* _Items from a data source_:
....
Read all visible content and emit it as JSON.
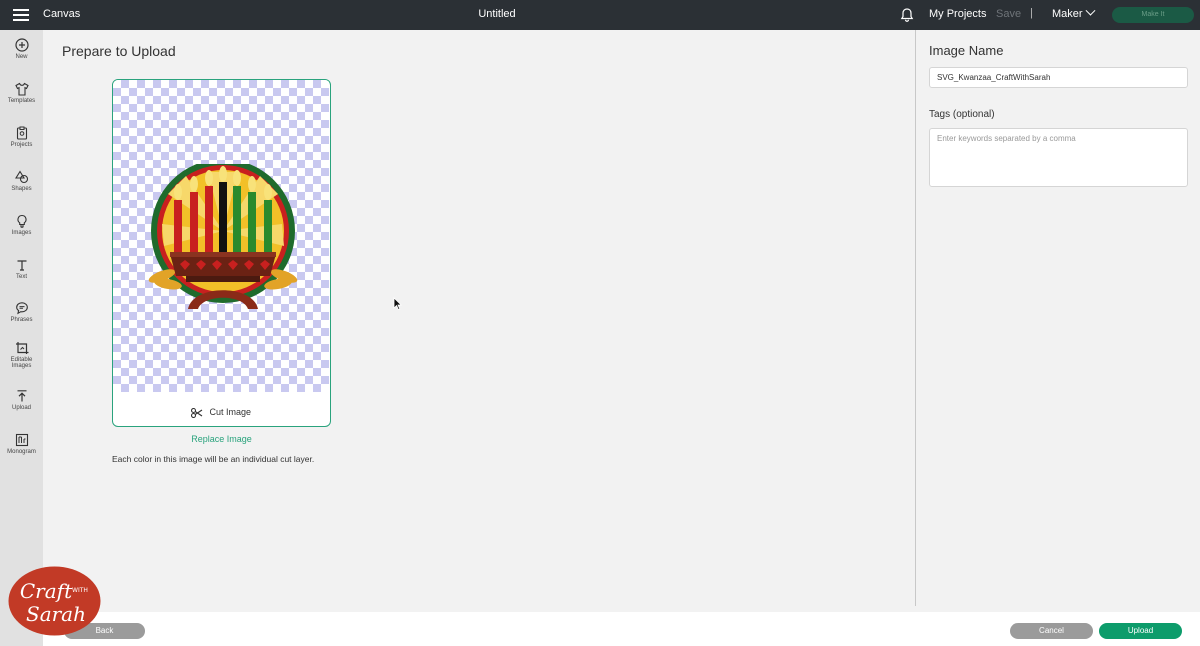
{
  "topbar": {
    "app_name": "Canvas",
    "doc_title": "Untitled",
    "my_projects": "My Projects",
    "save": "Save",
    "separator": "|",
    "machine": "Maker",
    "make_it": "Make It"
  },
  "sidebar": {
    "items": [
      {
        "label": "New",
        "icon": "plus-circle-icon"
      },
      {
        "label": "Templates",
        "icon": "shirt-icon"
      },
      {
        "label": "Projects",
        "icon": "clipboard-icon"
      },
      {
        "label": "Shapes",
        "icon": "shapes-icon"
      },
      {
        "label": "Images",
        "icon": "lightbulb-icon"
      },
      {
        "label": "Text",
        "icon": "text-icon"
      },
      {
        "label": "Phrases",
        "icon": "speech-bubble-icon"
      },
      {
        "label": "Editable",
        "label2": "Images",
        "icon": "editable-image-icon"
      },
      {
        "label": "Upload",
        "icon": "upload-icon"
      },
      {
        "label": "Monogram",
        "icon": "monogram-icon"
      }
    ]
  },
  "main": {
    "title": "Prepare to Upload",
    "cut_image_label": "Cut Image",
    "replace_link": "Replace Image",
    "help_text": "Each color in this image will be an individual cut layer."
  },
  "right_panel": {
    "image_name_label": "Image Name",
    "image_name_value": "SVG_Kwanzaa_CraftWithSarah",
    "tags_label": "Tags (optional)",
    "tags_placeholder": "Enter keywords separated by a comma"
  },
  "bottom": {
    "back": "Back",
    "cancel": "Cancel",
    "upload": "Upload"
  },
  "watermark": {
    "line1": "Craft",
    "line2": "WITH",
    "line3": "Sarah"
  },
  "colors": {
    "accent": "#2aa37d",
    "upload_button": "#0d9c6b",
    "topbar": "#2b3035"
  }
}
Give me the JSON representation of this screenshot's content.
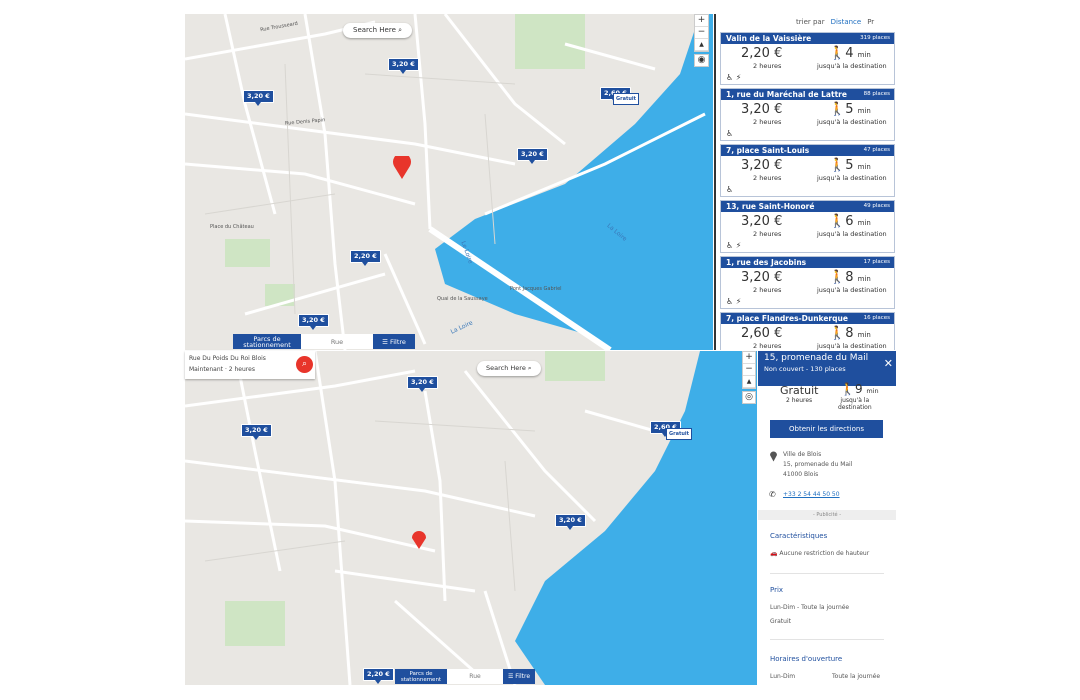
{
  "top": {
    "search_here": "Search Here",
    "list_sort": {
      "label": "trier par",
      "active": "Distance",
      "other": "Pr"
    },
    "price_pins": [
      "3,20 €",
      "3,20 €",
      "3,20 €",
      "2,60 €",
      "2,20 €",
      "3,20 €"
    ],
    "gratuit_pin": "Gratuit",
    "bottom_bar": {
      "parks": "Parcs de stationnement",
      "street": "Rue",
      "filter": "Filtre"
    },
    "map_labels": [
      "Rue Trousseard",
      "La Loire",
      "Le Loire",
      "La Loire",
      "Pont Jacques Gabriel",
      "Quai de la Saussaye",
      "Rue Denis Papin",
      "Place du Château"
    ],
    "cards": [
      {
        "name": "Valin de la Vaissière",
        "places": "319 places",
        "price": "2,20 €",
        "duration": "2 heures",
        "walk": "4",
        "min": "min",
        "dest": "jusqu'à la destination",
        "icons": "♿ ⚡"
      },
      {
        "name": "1, rue du Maréchal de Lattre",
        "places": "88 places",
        "price": "3,20 €",
        "duration": "2 heures",
        "walk": "5",
        "min": "min",
        "dest": "jusqu'à la destination",
        "icons": "♿"
      },
      {
        "name": "7, place Saint-Louis",
        "places": "47 places",
        "price": "3,20 €",
        "duration": "2 heures",
        "walk": "5",
        "min": "min",
        "dest": "jusqu'à la destination",
        "icons": "♿"
      },
      {
        "name": "13, rue Saint-Honoré",
        "places": "49 places",
        "price": "3,20 €",
        "duration": "2 heures",
        "walk": "6",
        "min": "min",
        "dest": "jusqu'à la destination",
        "icons": "♿ ⚡"
      },
      {
        "name": "1, rue des Jacobins",
        "places": "17 places",
        "price": "3,20 €",
        "duration": "2 heures",
        "walk": "8",
        "min": "min",
        "dest": "jusqu'à la destination",
        "icons": "♿ ⚡"
      },
      {
        "name": "7, place Flandres-Dunkerque",
        "places": "16 places",
        "price": "2,60 €",
        "duration": "2 heures",
        "walk": "8",
        "min": "min",
        "dest": "jusqu'à la destination",
        "icons": ""
      }
    ]
  },
  "bottom": {
    "address": "Rue Du Poids Du Roi Blois",
    "when": "Maintenant",
    "duration": "2 heures",
    "search_here": "Search Here",
    "price_pins": [
      "3,20 €",
      "3,20 €",
      "2,60 €",
      "3,20 €",
      "2,20 €"
    ],
    "gratuit_pin": "Gratuit",
    "bottom_bar": {
      "parks": "Parcs de stationnement",
      "street": "Rue",
      "filter": "Filtre"
    },
    "detail": {
      "title": "15, promenade du Mail",
      "subtitle": "Non couvert - 130 places",
      "price": "Gratuit",
      "duration": "2 heures",
      "walk": "9",
      "min": "min",
      "dest_line1": "jusqu'à la",
      "dest_line2": "destination",
      "directions_button": "Obtenir les directions",
      "addr_line1": "Ville de Blois",
      "addr_line2": "15, promenade du Mail",
      "addr_line3": "41000 Blois",
      "phone": "+33 2 54 44 50 50",
      "pub": "- Publicité -",
      "features_title": "Caractéristiques",
      "feature_1": "Aucune restriction de hauteur",
      "price_title": "Prix",
      "price_row_days": "Lun-Dim - Toute la journée",
      "price_row_value": "Gratuit",
      "hours_title": "Horaires d'ouverture",
      "hours_row_days": "Lun-Dim",
      "hours_row_value": "Toute la journée"
    }
  },
  "colors": {
    "brand": "#1f4f9e",
    "water": "#3eaee8",
    "pin_red": "#e8352b"
  }
}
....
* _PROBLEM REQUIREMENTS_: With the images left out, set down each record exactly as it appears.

* _TASK RESULT_:
Read all visible content and emit it as JSON.
{
  "topbar": {
    "app_name": "Canvas",
    "doc_title": "Untitled",
    "my_projects": "My Projects",
    "save": "Save",
    "separator": "|",
    "machine": "Maker",
    "make_it": "Make It"
  },
  "sidebar": {
    "items": [
      {
        "label": "New",
        "icon": "plus-circle-icon"
      },
      {
        "label": "Templates",
        "icon": "shirt-icon"
      },
      {
        "label": "Projects",
        "icon": "clipboard-icon"
      },
      {
        "label": "Shapes",
        "icon": "shapes-icon"
      },
      {
        "label": "Images",
        "icon": "lightbulb-icon"
      },
      {
        "label": "Text",
        "icon": "text-icon"
      },
      {
        "label": "Phrases",
        "icon": "speech-bubble-icon"
      },
      {
        "label": "Editable",
        "label2": "Images",
        "icon": "editable-image-icon"
      },
      {
        "label": "Upload",
        "icon": "upload-icon"
      },
      {
        "label": "Monogram",
        "icon": "monogram-icon"
      }
    ]
  },
  "main": {
    "title": "Prepare to Upload",
    "cut_image_label": "Cut Image",
    "replace_link": "Replace Image",
    "help_text": "Each color in this image will be an individual cut layer."
  },
  "right_panel": {
    "image_name_label": "Image Name",
    "image_name_value": "SVG_Kwanzaa_CraftWithSarah",
    "tags_label": "Tags (optional)",
    "tags_placeholder": "Enter keywords separated by a comma"
  },
  "bottom": {
    "back": "Back",
    "cancel": "Cancel",
    "upload": "Upload"
  },
  "watermark": {
    "line1": "Craft",
    "line2": "WITH",
    "line3": "Sarah"
  },
  "colors": {
    "accent": "#2aa37d",
    "upload_button": "#0d9c6b",
    "topbar": "#2b3035"
  }
}
Give me the JSON representation of this screenshot's content.
{
  "top": {
    "search_here": "Search Here",
    "list_sort": {
      "label": "trier par",
      "active": "Distance",
      "other": "Pr"
    },
    "price_pins": [
      "3,20 €",
      "3,20 €",
      "3,20 €",
      "2,60 €",
      "2,20 €",
      "3,20 €"
    ],
    "gratuit_pin": "Gratuit",
    "bottom_bar": {
      "parks": "Parcs de stationnement",
      "street": "Rue",
      "filter": "Filtre"
    },
    "map_labels": [
      "Rue Trousseard",
      "La Loire",
      "Le Loire",
      "La Loire",
      "Pont Jacques Gabriel",
      "Quai de la Saussaye",
      "Rue Denis Papin",
      "Place du Château"
    ],
    "cards": [
      {
        "name": "Valin de la Vaissière",
        "places": "319 places",
        "price": "2,20 €",
        "duration": "2 heures",
        "walk": "4",
        "min": "min",
        "dest": "jusqu'à la destination",
        "icons": "♿ ⚡"
      },
      {
        "name": "1, rue du Maréchal de Lattre",
        "places": "88 places",
        "price": "3,20 €",
        "duration": "2 heures",
        "walk": "5",
        "min": "min",
        "dest": "jusqu'à la destination",
        "icons": "♿"
      },
      {
        "name": "7, place Saint-Louis",
        "places": "47 places",
        "price": "3,20 €",
        "duration": "2 heures",
        "walk": "5",
        "min": "min",
        "dest": "jusqu'à la destination",
        "icons": "♿"
      },
      {
        "name": "13, rue Saint-Honoré",
        "places": "49 places",
        "price": "3,20 €",
        "duration": "2 heures",
        "walk": "6",
        "min": "min",
        "dest": "jusqu'à la destination",
        "icons": "♿ ⚡"
      },
      {
        "name": "1, rue des Jacobins",
        "places": "17 places",
        "price": "3,20 €",
        "duration": "2 heures",
        "walk": "8",
        "min": "min",
        "dest": "jusqu'à la destination",
        "icons": "♿ ⚡"
      },
      {
        "name": "7, place Flandres-Dunkerque",
        "places": "16 places",
        "price": "2,60 €",
        "duration": "2 heures",
        "walk": "8",
        "min": "min",
        "dest": "jusqu'à la destination",
        "icons": ""
      }
    ]
  },
  "bottom": {
    "address": "Rue Du Poids Du Roi Blois",
    "when": "Maintenant",
    "duration": "2 heures",
    "search_here": "Search Here",
    "price_pins": [
      "3,20 €",
      "3,20 €",
      "2,60 €",
      "3,20 €",
      "2,20 €"
    ],
    "gratuit_pin": "Gratuit",
    "bottom_bar": {
      "parks": "Parcs de stationnement",
      "street": "Rue",
      "filter": "Filtre"
    },
    "detail": {
      "title": "15, promenade du Mail",
      "subtitle": "Non couvert - 130 places",
      "price": "Gratuit",
      "duration": "2 heures",
      "walk": "9",
      "min": "min",
      "dest_line1": "jusqu'à la",
      "dest_line2": "destination",
      "directions_button": "Obtenir les directions",
      "addr_line1": "Ville de Blois",
      "addr_line2": "15, promenade du Mail",
      "addr_line3": "41000 Blois",
      "phone": "+33 2 54 44 50 50",
      "pub": "- Publicité -",
      "features_title": "Caractéristiques",
      "feature_1": "Aucune restriction de hauteur",
      "price_title": "Prix",
      "price_row_days": "Lun-Dim - Toute la journée",
      "price_row_value": "Gratuit",
      "hours_title": "Horaires d'ouverture",
      "hours_row_days": "Lun-Dim",
      "hours_row_value": "Toute la journée"
    }
  },
  "colors": {
    "brand": "#1f4f9e",
    "water": "#3eaee8",
    "pin_red": "#e8352b"
  }
}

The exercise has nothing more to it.